Vegetarian Diet: Staying Healthy and Well
Chapter 3: Traditional Medicine
By Pip Atherstone-Reid
Traditional Medicines such as Classical Chinese Medicine or Ayurvedic Medicine believe that there is no one true diet choice for every person. Someone’s ideal diet depends on their individual constitution, lifestyle and age; what is right for one person may not be right for another. So what happens when we choose not to eat meat or animal products? This choice could be perfect and preferred for one body type but may cause others to struggle with overall health.
There are many reasons why people choose to become Vegetarian or Vegan and many of these reasons are compelling. So how do we make sure our choice works for us?
Classical Chinese Medicine believes that animal products are warming and nourishing for our body; they keep our blood warm and invigorated, strengthen our bones, skin and hair.
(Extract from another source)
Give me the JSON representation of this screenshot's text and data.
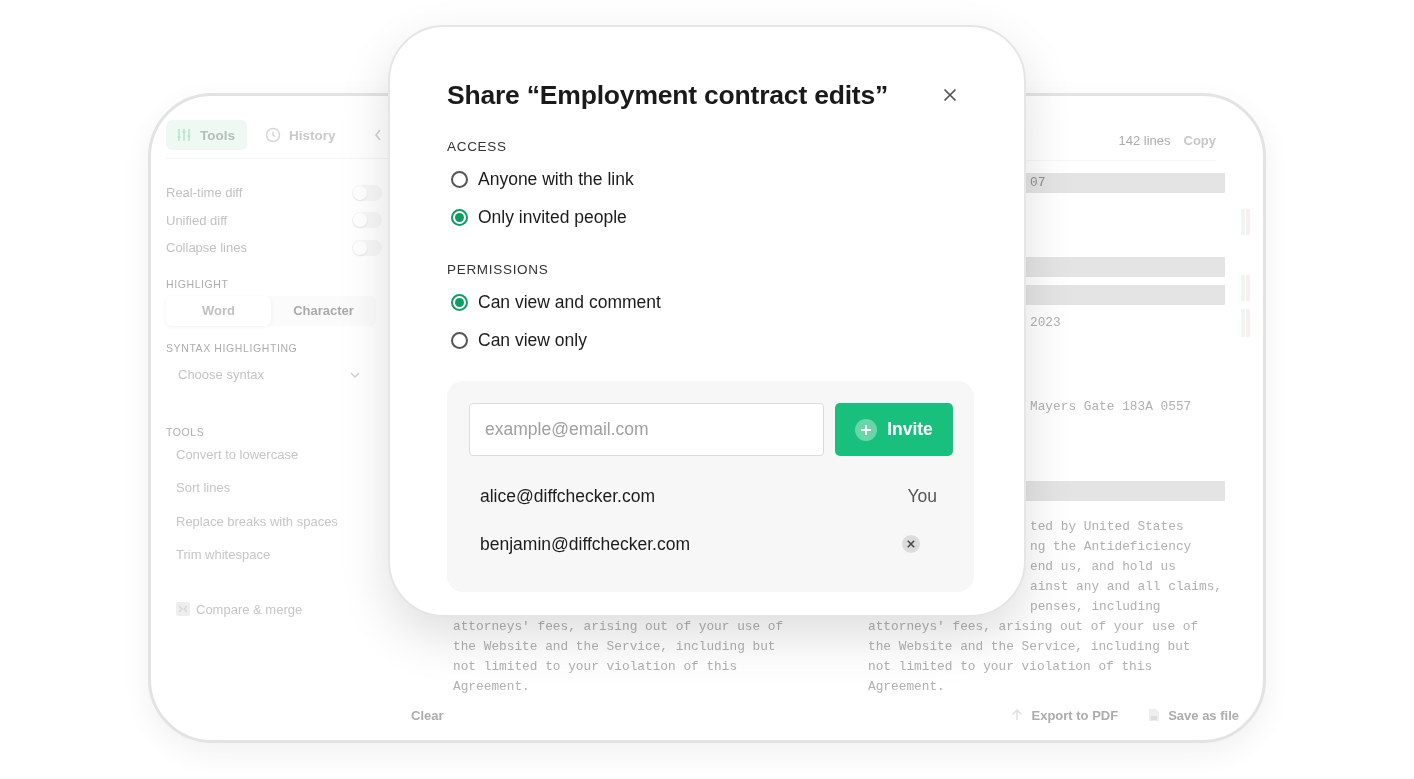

This is especially important when we are growing and developing and again at reproductive age; when we need healthy vital cells to produce and feed another human being. Women bleed every month, so it is also incredibly important to warm and support blood at this time.
Humans have evolved eating all parts of animals and from a health perspective there are many great reasons for including animal products in our diet, such as proteins, fats, minerals, collagen and more. But there are also benefits to a Vegetarian or Vegan diet, such as Ahimsa (non-violence), it is better for the environment, as it doesn’t use so many resources, it is lighter, more Sattvic and easier to digest. And if eaten properly can provide everything we need for a healthy, happy life!
Traditional Medicines, over hundreds of years have developed classifications of body types, which help us understand what to eat and how to live to promote health. Each of the body types have strengths and weaknesses, by understanding these and eating to support and promote the strengths, we can get the best out of life. By knowing our body type we can begin our Vegetarian journey understanding what foods and lifestyle choices will suit us.
Chinese Herbs like Dang gui, Chinese dates (Da zao), Wolfberries/Goji berries (Gou qi zi) can be added to broths to warm and build blood. You can buy these at Chinese supermarkets or at your Chinese Herbalist.
Pip Atherstone-Reid is the co-founder and co-owner of Kundalini House and has been an Acupuncture and TCM practitioner for over 15 years. She is available for Acupuncture & TCM appointments on Tuesdays and Thursdays.